Some of these songs, “American Skin” and “Ghost of Tom Joad,” you’ll be familiar with from our live versions. I felt they were among the best of my writing and deserved a proper studio recording. “The Wall” is something I’d played on stage a few times and remains very close to my heart. The title and idea were Joe Grushecky’s, then the song appeared after Patti and I made a visit to the Vietnam Veterans Memorial in Washington. It was inspired by my memories of Walter Cichon. Walter was one of the great early Jersey Shore rockers, who along with his brother Ray (one of my early guitar mentors) led the “Motifs”. The Motifs were a local rock band who were always a head above everybody else. Raw, sexy and rebellious, they were the heroes you aspired to be. But these were heroes you could touch, speak to, and go to with your musical inquiries. Cool, but always accessible, they were an inspiration to me, and many young working musicians in 1960’s central New Jersey. Though my character in “The Wall” is a Marine, Walter was actually in the Army, A Company, 3rd Battalion, 8th Infantry. He was the first person I ever stood in the presence of who was filled with the mystique of the true rock star. Walter went missing in action in Vietnam in March 1968. He still performs somewhat regularly in my mind, the way he stood, dressed, held the tambourine, the casual cool, the freeness. The man who by his attitude, his walk said “you can defy all this, all of what’s here, all of what you’ve been taught, taught to fear, to love and you’ll still be alright.” His was a terrible loss to us, his loved ones and the local music scene. I still miss him.

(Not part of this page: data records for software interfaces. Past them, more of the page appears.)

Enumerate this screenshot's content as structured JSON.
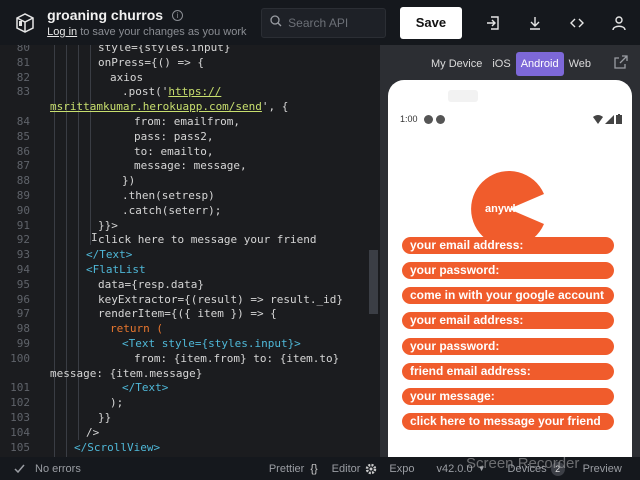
{
  "header": {
    "project_title": "groaning churros",
    "subtitle_login": "Log in",
    "subtitle_rest": " to save your changes as you work",
    "search_placeholder": "Search API",
    "save_label": "Save"
  },
  "editor": {
    "lines": [
      {
        "n": "80",
        "code": "style={styles.input}"
      },
      {
        "n": "81",
        "code": "onPress={() => {"
      },
      {
        "n": "82",
        "code": "axios"
      },
      {
        "n": "83",
        "code": ".post('"
      },
      {
        "n": "",
        "code": "msrittamkumar.herokuapp.com/send"
      },
      {
        "n": "84",
        "code": "from: emailfrom,"
      },
      {
        "n": "85",
        "code": "pass: pass2,"
      },
      {
        "n": "86",
        "code": "to: emailto,"
      },
      {
        "n": "87",
        "code": "message: message,"
      },
      {
        "n": "88",
        "code": "})"
      },
      {
        "n": "89",
        "code": ".then(setresp)"
      },
      {
        "n": "90",
        "code": ".catch(seterr);"
      },
      {
        "n": "91",
        "code": "}}>"
      },
      {
        "n": "92",
        "code": "click here to message your friend"
      },
      {
        "n": "93",
        "code": "</Text>"
      },
      {
        "n": "94",
        "code": "<FlatList"
      },
      {
        "n": "95",
        "code": "data={resp.data}"
      },
      {
        "n": "96",
        "code": "keyExtractor={(result) => result._id}"
      },
      {
        "n": "97",
        "code": "renderItem={({ item }) => {"
      },
      {
        "n": "98",
        "code": "return ("
      },
      {
        "n": "99",
        "code": "<Text style={styles.input}>"
      },
      {
        "n": "100",
        "code": "from: {item.from} to: {item.to}"
      },
      {
        "n": "",
        "code": "message: {item.message}"
      },
      {
        "n": "101",
        "code": "</Text>"
      },
      {
        "n": "102",
        "code": ");"
      },
      {
        "n": "103",
        "code": "}}"
      },
      {
        "n": "104",
        "code": "/>"
      },
      {
        "n": "105",
        "code": "</ScrollView>"
      }
    ],
    "url_prefix": "https://",
    "url_suffix": "', {"
  },
  "preview": {
    "tabs": [
      "My Device",
      "iOS",
      "Android",
      "Web"
    ],
    "active_tab": "Android",
    "status_time": "1:00",
    "logo_text": "anywhere",
    "items": [
      "your email address:",
      "your password:",
      "come in with your google account",
      "your email address:",
      "your password:",
      "friend email address:",
      "your message:",
      "click here to message your friend"
    ]
  },
  "footer": {
    "errors": "No errors",
    "prettier": "Prettier",
    "editor": "Editor",
    "expo": "Expo",
    "version": "v42.0.0",
    "devices": "Devices",
    "devices_count": "2",
    "preview": "Preview",
    "watermark": "Screen Recorder"
  },
  "colors": {
    "accent": "#7d68d8",
    "brand_orange": "#f05c2c"
  }
}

This is music I always felt needed to be released. From the gangsters of “Harry’s Place,” the ill-prepared roomies on “Frankie Fell In Love” (shades of Steve and I bumming together in our Asbury Park apartment) the travelers in the wasteland of “Hunter Of Invisible Game,” to the soldier and his visiting friend in “The Wall”, I felt they all deserved a home and a hearing. Hope you enjoy it.